I bled (bleeded?) my rear brake today and noticed these scuffs on the swingarm.
(yes my bike is dirty, bite me)
Looks like the rear brake master cylinder hit the swingarm on a particularly nasty jolt I had...and I think I know which one. I'm not too fussed about the cosmetic blemish but I'm wondering - is this normal? Or could my bike be perhaps lowered in some crazy obscure way (by the PO) that means the swingarm bumps the rear brake M/C at full shock compression? The impact is pretty close to the swingarm pivot so I don't think the swingarm is flexing.
About this "nasty jolt": Yesterday I hit the mother of all potholes - it was completely obscured by grass on the dirt road I was riding and I hit it doing 35-45mph. Usually I ride slower single-track and I try to avoid bumps like that but this one was almost perfectly masked by the grass surrounding it, so I didn't see it at all (and I was being a little dumb...). I guess I overrode my sight, though honestly I don't think I'd have seen this thing doing 5mph either. I was standing on the bike and moving fast enough that I didn't lose control of the bike - in fact, the WRR seemed to be perfectly composed through the whole thing. But it was still quite the jolt in comparison to all the other bumps! I stopped, briefly checked my forks, rear shock and wheels for damage (just in case) and then took a look at the pothole itself. It was perhaps 1.5 feet deep (or more) and a couple feet long, along the direction I was traveling (I'm only guessing). I wish I had taken a photo! Judging by the dust lines on the front inner fork tubes, I nearly bottomed or completely bottomed the forks. The dust line was maybe half an inch or so above the bottom of the tube.

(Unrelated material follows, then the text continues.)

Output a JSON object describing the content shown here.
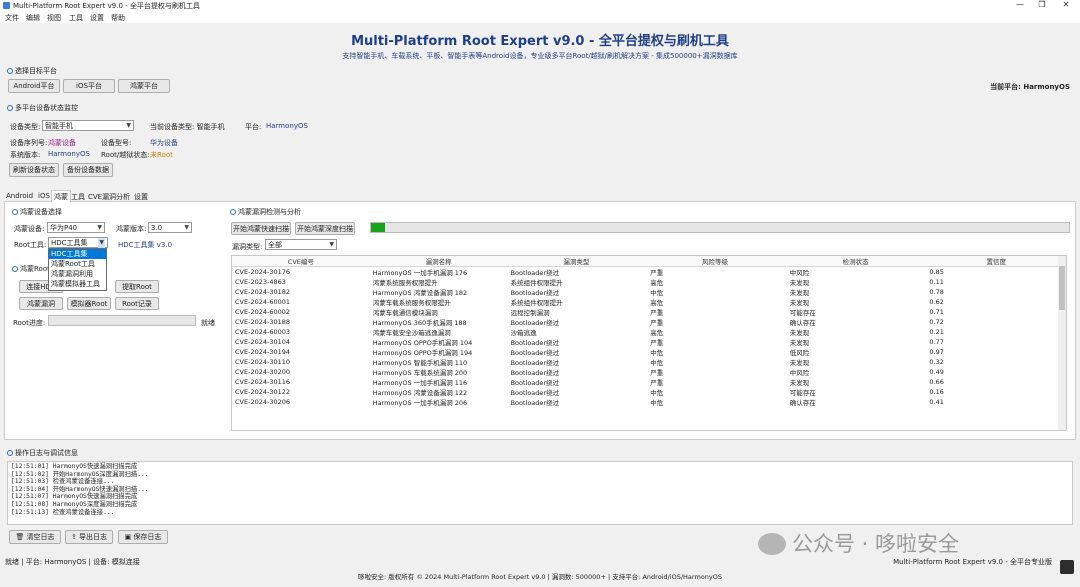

The WR seemed to handle this huge hole like a champ, I just wonder about this swingarm nick!
If your kickstand was down, your bike will shut off if you shift into gear to avoid you riding off and crashing on your first left turn. If you are confused about the freeplay thing, play with it awhile. Stand on the right hand side of the bike, so you are looking at the clutch lever. loosen the locking ring (the big one) between the adjustment barrel and the clutch lever by turning it counter clockwise until it is right up against the barrel adjuster. Now turn the barrel adjustor (the knurled aluminum piece that the clutch cable housing goes into) counterclockwise 1/2 turn. This will effectively begin shortening the cable housing and begin disengaging the clutch sooner when you grab the lever. Sit on the bike and start it in neutral. Take it off the kickstand and shift into first. Play with the cable adjuster until it feels like you want it. Your clutch should be pretty bombproof. I doubt you've done any permanent damage.

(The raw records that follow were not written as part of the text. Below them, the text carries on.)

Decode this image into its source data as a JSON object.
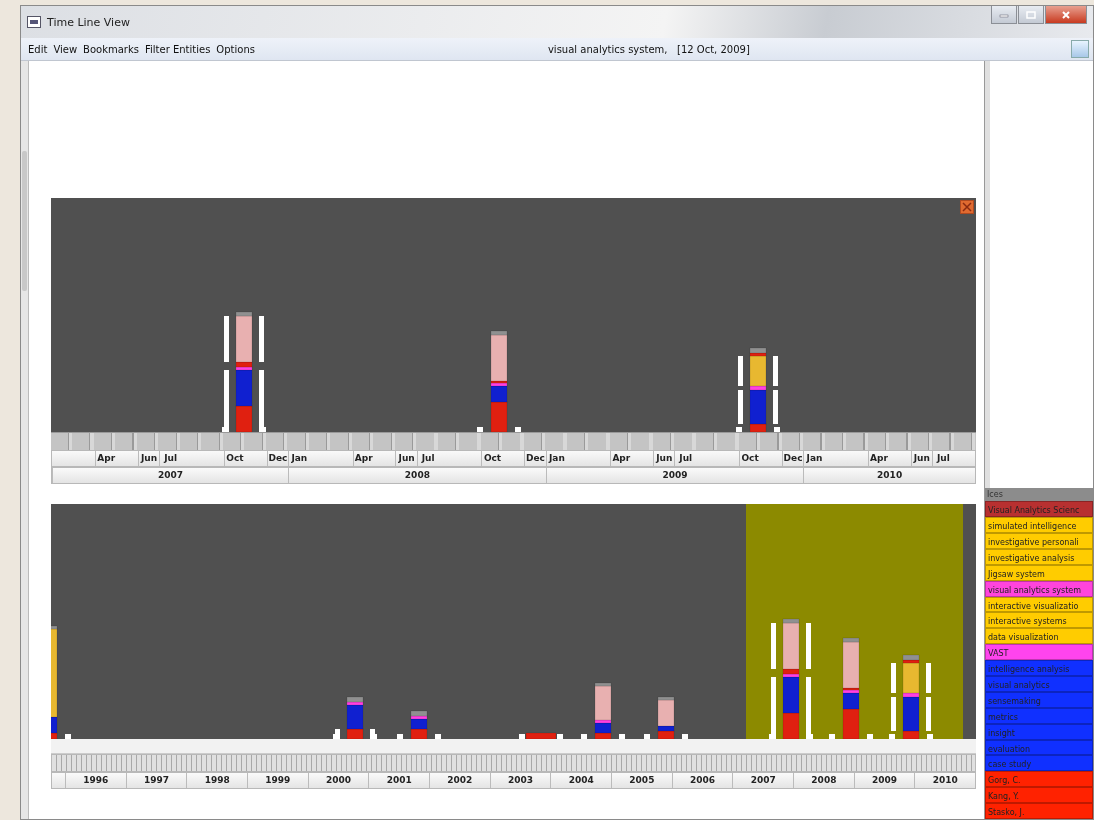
{
  "window": {
    "title": "Time Line View"
  },
  "menu": [
    "Edit",
    "View",
    "Bookmarks",
    "Filter Entities",
    "Options"
  ],
  "status": "visual analytics system,   [12 Oct, 2009]",
  "top_timeline": {
    "months": [
      "Apr",
      "Jun",
      "Jul",
      "Oct",
      "Dec",
      "Jan",
      "Apr",
      "Jun",
      "Jul",
      "Oct",
      "Dec",
      "Jan",
      "Apr",
      "Jun",
      "Jul",
      "Oct",
      "Dec",
      "Jan",
      "Apr",
      "Jun",
      "Jul"
    ],
    "years": [
      "2007",
      "2008",
      "2009",
      "2010"
    ]
  },
  "bottom_timeline": {
    "years": [
      "1996",
      "1997",
      "1998",
      "1999",
      "2000",
      "2001",
      "2002",
      "2003",
      "2004",
      "2005",
      "2006",
      "2007",
      "2008",
      "2009",
      "2010"
    ]
  },
  "legend": {
    "header": "Ices",
    "items": [
      {
        "label": "Visual Analytics Scienc",
        "color": "#b83030"
      },
      {
        "label": "simulated intelligence",
        "color": "#ffcc00"
      },
      {
        "label": "investigative personali",
        "color": "#ffcc00"
      },
      {
        "label": "investigative analysis",
        "color": "#ffcc00"
      },
      {
        "label": "Jigsaw system",
        "color": "#ffcc00"
      },
      {
        "label": "visual analytics system",
        "color": "#ff44dd"
      },
      {
        "label": "interactive visualizatio",
        "color": "#ffcc00"
      },
      {
        "label": "interactive systems",
        "color": "#ffcc00"
      },
      {
        "label": "data visualization",
        "color": "#ffcc00"
      },
      {
        "label": "VAST",
        "color": "#ff44ee"
      },
      {
        "label": "intelligence analysis",
        "color": "#1030ff"
      },
      {
        "label": "visual analytics",
        "color": "#1030ff"
      },
      {
        "label": "sensemaking",
        "color": "#1030ff"
      },
      {
        "label": "metrics",
        "color": "#1030ff"
      },
      {
        "label": "insight",
        "color": "#1030ff"
      },
      {
        "label": "evaluation",
        "color": "#1030ff"
      },
      {
        "label": "case study",
        "color": "#1030ff"
      },
      {
        "label": "Gorg, C.",
        "color": "#ff2200"
      },
      {
        "label": "Kang, Y.",
        "color": "#ff2200"
      },
      {
        "label": "Stasko, J.",
        "color": "#ff2200"
      }
    ]
  }
}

or you can just buy the ducati and not get rid of anything and if she don't like it show here where the curb is when the going gets tough the women get going but the duc will always be there